I was sitting on the dock at the lake, doing paperwork.
My husband was in the water doing rockwork – rebuilding a rock retaining wall next to the dock.
This called for diving now and then to find a rock to fill a hole in the wall.
He’d disappear, surface, heave a rock, then do it again.
As he pulled himself up the ladder on to the dock he said, “I felt like Sisyphus at times, but it was not futile!”
He explained how he had searched for a rock large enough to anchor part of the wall, and found it eight feet down on a slope. He’d dive, roll the rock once (it was heavy), surface for air then do it again.
Sometimes it would roll back, just like the mythological rock.
But he kept at it.
And that is the rock in the picture. About the size of a 20-pound turkey, but much heavier. The rock bears a patch of paint. This suggests it had an earlier lifetime back on land, and ended up at the bottom of slope much like the rock of myth — only in this case with the fishes.
There is a lesson here I think about how we just have to keep at the things we want to do and achieve.
There is always room for improvement in some area of our personal and work life. And, what is often missing is the ability to just KEEP AT IT.
A sense of accomplishment often comes from just doing. One rock at a time. While some activities are best done from beginning to end others don't have a beginning or and end, but require steady effort and attention.
The Myth of Sisyphus and the futility of it all is only true, I feel, if the rocks you are pushing have no meaning for you.

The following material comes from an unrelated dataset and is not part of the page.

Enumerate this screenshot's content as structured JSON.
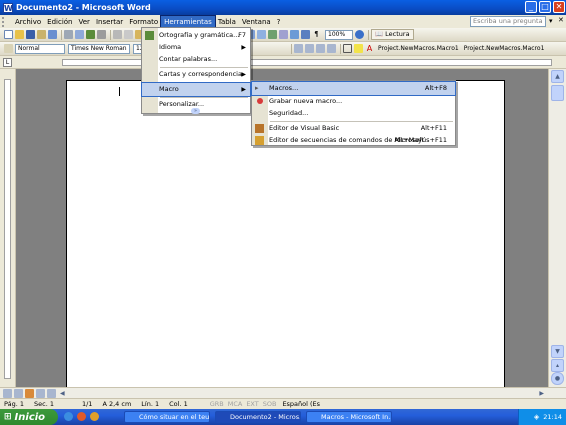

My family, relationships, movement, nature, flexibility of mind, exploration of alternative perspectives & openness are central to my life.